"It only needs for you to suffer a couple of wash-outs and lose a game or two and suddenly you are chasing your tail. Then counties are going to start producing green flyers or dust bowls because they are under pressure to win games. And batsmen will feel they have to go for balls they should be leaving alone. It should be a rule that every match starts on a brand new pitch rather than a used one. It is a step in the right direction but only the first of many steps that need to be taken. More attention needs to be paid to developing the quality of young players and encouraging existing players to stay at home in the close season.
"Too many get on a plane as soon as the season finishes and go off to coach in South Africa or New Zealand and other places. They come back having learned nothing. They would be much better off staying at home working on their own game alongside better players."
David Millns helped Leicestershire win the 1998 County Championship
Martyn Moxon (Yorkshire)
"I'M NOT against it as I'm sure it will create more interest in Championship cricket, but I don't think it will have the effect of improving the quality.
"The question that needs to be addressed is the matter of getting the pitches right, of achieving a better balance between bat and ball. You need surfaces which allow batsmen to build an innings and force bowlers to work for their wickets. Then standards will get better.
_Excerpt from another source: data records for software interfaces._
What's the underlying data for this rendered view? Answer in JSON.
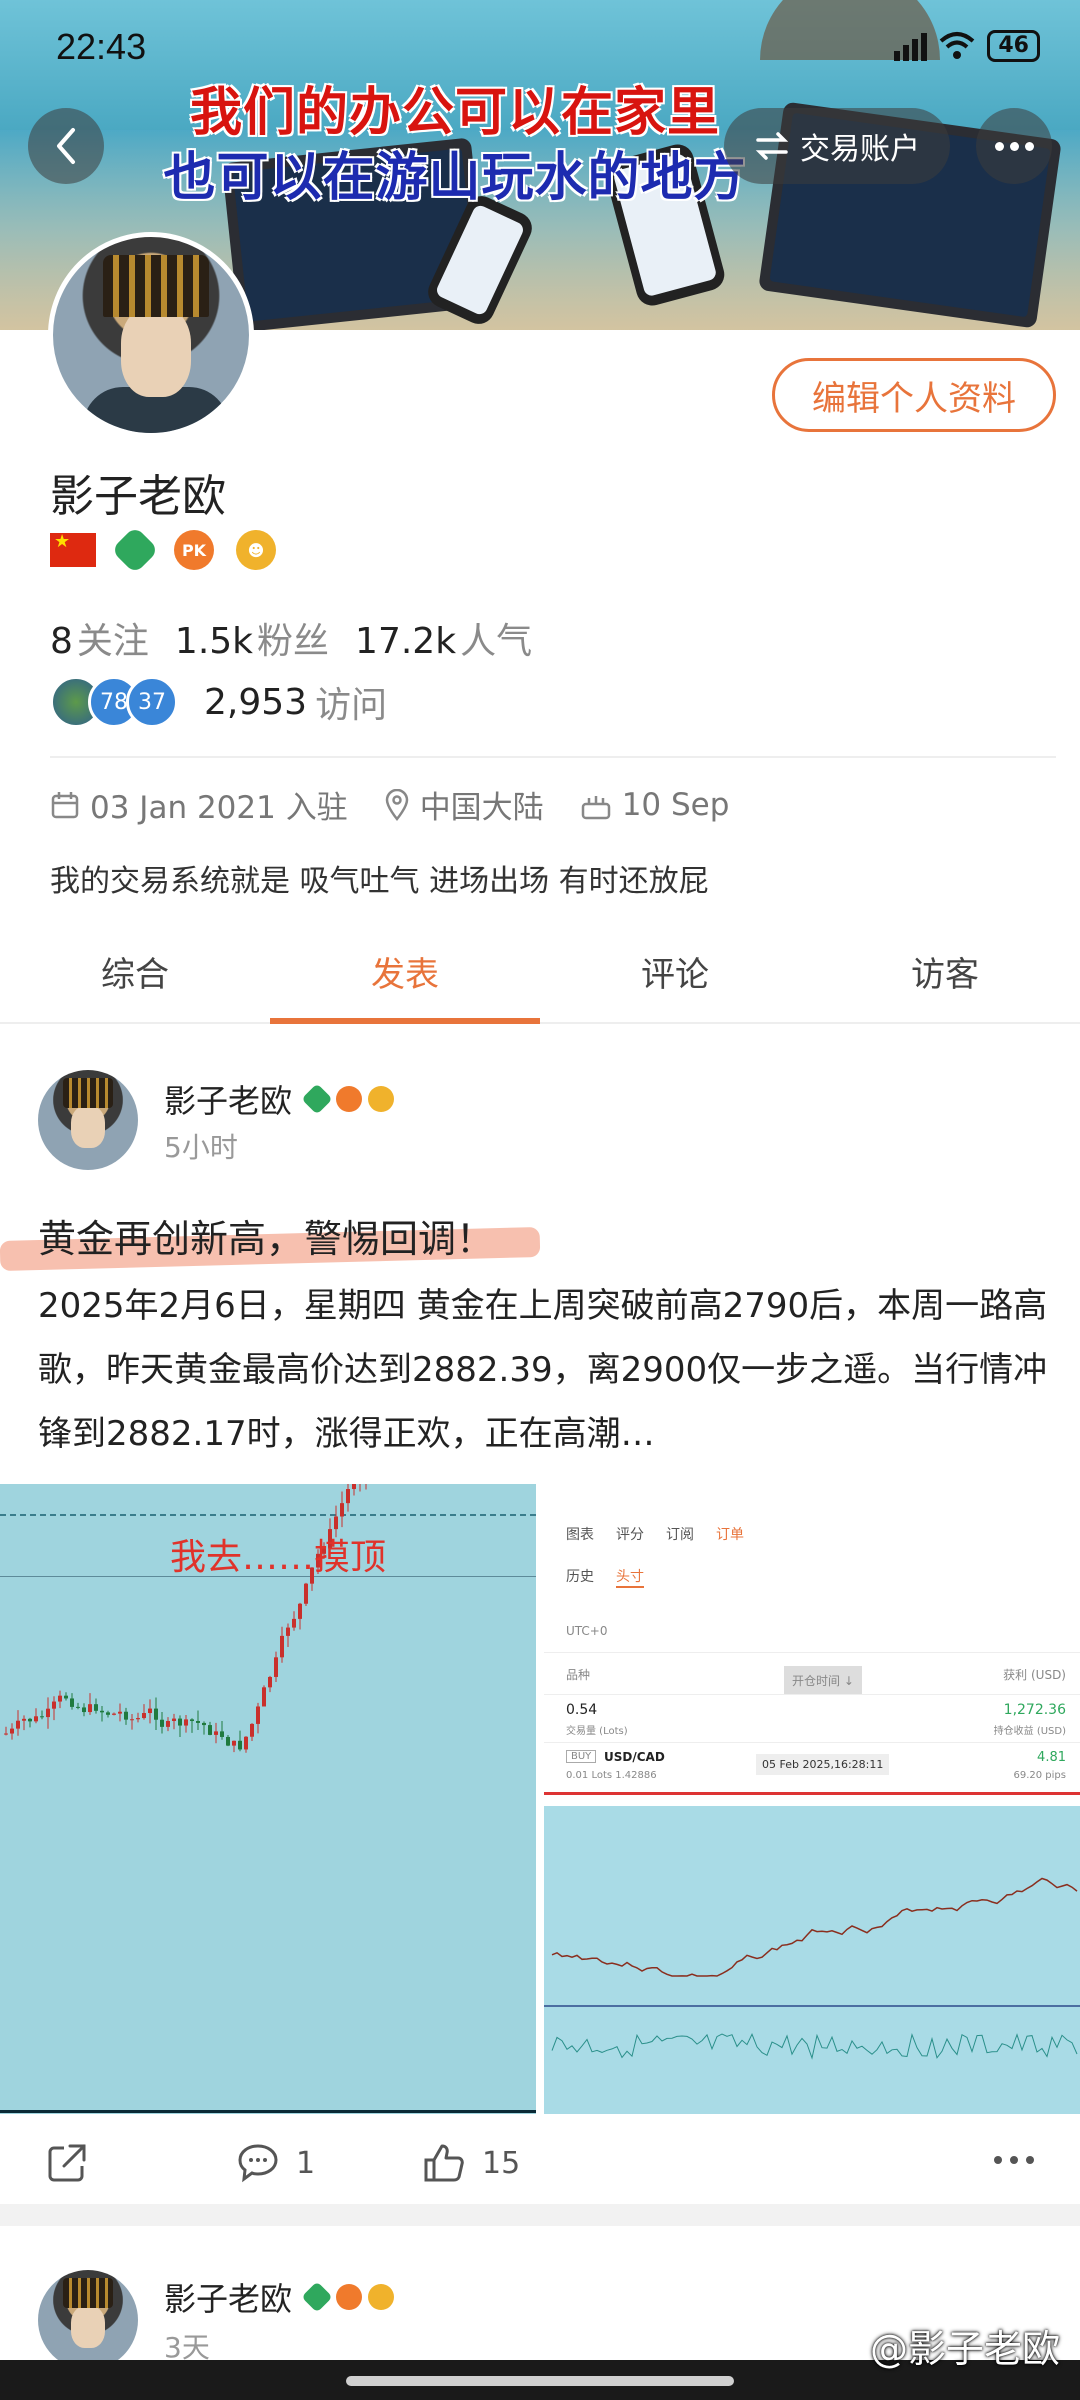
{
  "status_bar": {
    "time": "22:43",
    "battery": "46"
  },
  "header": {
    "banner_line1": "我们的办公可以在家里",
    "banner_line2": "也可以在游山玩水的地方",
    "account_button": "交易账户"
  },
  "profile": {
    "edit_button": "编辑个人资料",
    "username": "影子老欧",
    "stats": [
      {
        "value": "8",
        "label": "关注"
      },
      {
        "value": "1.5k",
        "label": "粉丝"
      },
      {
        "value": "17.2k",
        "label": "人气"
      }
    ],
    "visitor_badges": [
      "78",
      "37"
    ],
    "visits_value": "2,953",
    "visits_label": "访问",
    "joined": "03 Jan 2021 入驻",
    "location": "中国大陆",
    "birthday": "10 Sep",
    "bio": "我的交易系统就是 吸气吐气 进场出场 有时还放屁"
  },
  "tabs": [
    "综合",
    "发表",
    "评论",
    "访客"
  ],
  "post": {
    "author": "影子老欧",
    "time": "5小时",
    "title": "黄金再创新高，警惕回调！",
    "body": "2025年2月6日，星期四 黄金在上周突破前高2790后，本周一路高歌，昨天黄金最高价达到2882.39，离2900仅一步之遥。当行情冲锋到2882.17时，涨得正欢，正在高潮…",
    "image_left_caption": "我去……摸顶",
    "image_right": {
      "tabs": [
        "图表",
        "评分",
        "订阅",
        "订单"
      ],
      "subtabs": [
        "历史",
        "头寸"
      ],
      "tz": "UTC+0",
      "col_symbol": "品种",
      "col_open_time": "开仓时间 ↓",
      "col_profit": "获利 (USD)",
      "lots_value": "0.54",
      "lots_label": "交易量 (Lots)",
      "profit_total": "1,272.36",
      "profit_label": "持仓收益 (USD)",
      "side": "BUY",
      "symbol": "USD/CAD",
      "lots_line": "0.01 Lots 1.42886",
      "open_time": "05 Feb 2025,16:28:11",
      "profit": "4.81",
      "pips": "69.20 pips"
    },
    "comments": "1",
    "likes": "15"
  },
  "post2": {
    "author": "影子老欧",
    "time": "3天"
  },
  "watermark": "@影子老欧",
  "colors": {
    "accent": "#e8743b",
    "banner_red": "#d8140f",
    "banner_blue": "#1d2bb0"
  }
}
"We are trying to create a successful England team but at the end of the day if you are going to have county matches where 15 wickets are going down on the first day you are not going to produce better players.
"There is a conflict between the interests of the Test sides and the counties and I don't think having two divisions will alter that. Everyone wants to see the England side do well but we also want to win our own matches.
"Counties are bound to prepare pitches to suit their strengths because they want to win matches and if you have issues of promotion and relegation at stake the pressure to do so will be greater still.
"You need to have pitches prepared to certain standards of quality and the regulations need to be enforced. The present system of reporting pitches is not always adequate because by the second day the character of the wicket may have changed. You only have to look at last season, when there was only one instance of a county being docked points for a poor pitch. Perhaps the answer is to have independent pitch inspectors present on the first day."
Martyn Moxon is director of coaching with YorkshireReuse content